What you should do:
In the records that follow, show each line where the word "incoming" is present.

= Beginning of Section =

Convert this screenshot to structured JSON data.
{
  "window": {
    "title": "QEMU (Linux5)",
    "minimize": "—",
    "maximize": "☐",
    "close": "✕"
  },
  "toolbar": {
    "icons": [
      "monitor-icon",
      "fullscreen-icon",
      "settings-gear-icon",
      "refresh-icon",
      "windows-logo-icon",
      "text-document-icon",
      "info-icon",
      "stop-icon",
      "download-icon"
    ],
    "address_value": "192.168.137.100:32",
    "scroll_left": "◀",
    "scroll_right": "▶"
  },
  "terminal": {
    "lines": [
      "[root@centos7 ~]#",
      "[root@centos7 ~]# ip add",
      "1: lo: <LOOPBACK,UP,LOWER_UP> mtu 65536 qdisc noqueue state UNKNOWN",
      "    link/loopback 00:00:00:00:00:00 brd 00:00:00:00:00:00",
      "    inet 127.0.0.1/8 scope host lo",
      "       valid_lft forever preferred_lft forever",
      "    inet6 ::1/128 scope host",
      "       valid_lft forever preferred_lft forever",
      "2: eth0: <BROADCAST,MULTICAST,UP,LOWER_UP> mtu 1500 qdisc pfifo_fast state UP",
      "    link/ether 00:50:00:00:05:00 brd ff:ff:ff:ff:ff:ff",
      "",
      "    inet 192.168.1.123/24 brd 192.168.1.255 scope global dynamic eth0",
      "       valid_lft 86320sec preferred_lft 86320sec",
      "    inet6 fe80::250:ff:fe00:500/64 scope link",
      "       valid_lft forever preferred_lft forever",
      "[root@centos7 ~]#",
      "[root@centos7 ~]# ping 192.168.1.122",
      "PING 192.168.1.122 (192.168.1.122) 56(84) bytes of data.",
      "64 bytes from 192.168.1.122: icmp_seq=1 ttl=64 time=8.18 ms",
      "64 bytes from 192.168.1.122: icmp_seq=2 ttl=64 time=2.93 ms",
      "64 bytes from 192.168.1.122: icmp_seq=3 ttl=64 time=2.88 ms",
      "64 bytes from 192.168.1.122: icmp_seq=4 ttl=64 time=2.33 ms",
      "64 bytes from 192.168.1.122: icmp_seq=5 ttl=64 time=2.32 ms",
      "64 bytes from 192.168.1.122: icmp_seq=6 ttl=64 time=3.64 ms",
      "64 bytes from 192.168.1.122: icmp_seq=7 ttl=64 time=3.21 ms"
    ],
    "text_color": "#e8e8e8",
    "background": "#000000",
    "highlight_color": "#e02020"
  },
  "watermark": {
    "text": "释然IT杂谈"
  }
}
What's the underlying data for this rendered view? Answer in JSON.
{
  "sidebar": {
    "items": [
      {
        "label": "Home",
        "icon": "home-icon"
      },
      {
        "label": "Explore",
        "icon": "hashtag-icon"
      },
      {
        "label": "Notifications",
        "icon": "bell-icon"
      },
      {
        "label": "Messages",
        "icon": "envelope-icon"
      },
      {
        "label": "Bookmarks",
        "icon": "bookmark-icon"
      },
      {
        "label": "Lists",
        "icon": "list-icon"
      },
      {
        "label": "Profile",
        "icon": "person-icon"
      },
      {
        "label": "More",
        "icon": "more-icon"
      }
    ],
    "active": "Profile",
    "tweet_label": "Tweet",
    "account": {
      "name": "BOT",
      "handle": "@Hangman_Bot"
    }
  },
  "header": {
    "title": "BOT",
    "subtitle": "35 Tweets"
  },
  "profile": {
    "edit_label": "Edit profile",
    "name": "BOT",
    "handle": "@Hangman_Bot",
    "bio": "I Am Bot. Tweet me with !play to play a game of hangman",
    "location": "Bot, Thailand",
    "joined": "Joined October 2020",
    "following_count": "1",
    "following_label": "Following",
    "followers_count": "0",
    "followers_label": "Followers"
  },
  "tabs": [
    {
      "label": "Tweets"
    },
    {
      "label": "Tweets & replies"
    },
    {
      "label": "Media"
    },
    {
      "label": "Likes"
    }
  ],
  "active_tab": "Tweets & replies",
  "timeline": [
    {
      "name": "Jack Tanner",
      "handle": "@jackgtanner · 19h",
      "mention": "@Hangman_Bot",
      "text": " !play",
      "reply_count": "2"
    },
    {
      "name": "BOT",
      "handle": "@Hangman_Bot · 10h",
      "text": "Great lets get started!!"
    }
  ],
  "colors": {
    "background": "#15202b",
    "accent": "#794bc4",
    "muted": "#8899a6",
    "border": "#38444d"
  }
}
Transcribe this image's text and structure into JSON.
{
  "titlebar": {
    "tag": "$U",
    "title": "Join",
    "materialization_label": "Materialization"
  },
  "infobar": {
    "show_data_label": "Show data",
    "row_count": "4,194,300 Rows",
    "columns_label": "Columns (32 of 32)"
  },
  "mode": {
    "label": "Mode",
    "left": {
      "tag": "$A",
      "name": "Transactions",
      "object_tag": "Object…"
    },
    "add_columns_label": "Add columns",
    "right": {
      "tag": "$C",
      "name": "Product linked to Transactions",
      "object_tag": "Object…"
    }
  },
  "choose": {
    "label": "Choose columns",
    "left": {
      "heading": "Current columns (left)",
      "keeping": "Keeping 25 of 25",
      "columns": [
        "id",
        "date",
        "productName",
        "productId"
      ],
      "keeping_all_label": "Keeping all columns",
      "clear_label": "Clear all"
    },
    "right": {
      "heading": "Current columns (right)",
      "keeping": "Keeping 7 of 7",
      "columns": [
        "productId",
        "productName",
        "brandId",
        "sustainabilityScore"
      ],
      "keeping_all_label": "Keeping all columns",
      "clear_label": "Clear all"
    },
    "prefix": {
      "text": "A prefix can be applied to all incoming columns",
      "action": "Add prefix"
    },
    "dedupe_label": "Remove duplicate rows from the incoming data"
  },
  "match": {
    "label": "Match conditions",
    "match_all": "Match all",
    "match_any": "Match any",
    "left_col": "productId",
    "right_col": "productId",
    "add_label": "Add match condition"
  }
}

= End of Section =

Final answer:
      "text": "A prefix can be applied to all incoming columns",
    "dedupe_label": "Remove duplicate rows from the incoming data"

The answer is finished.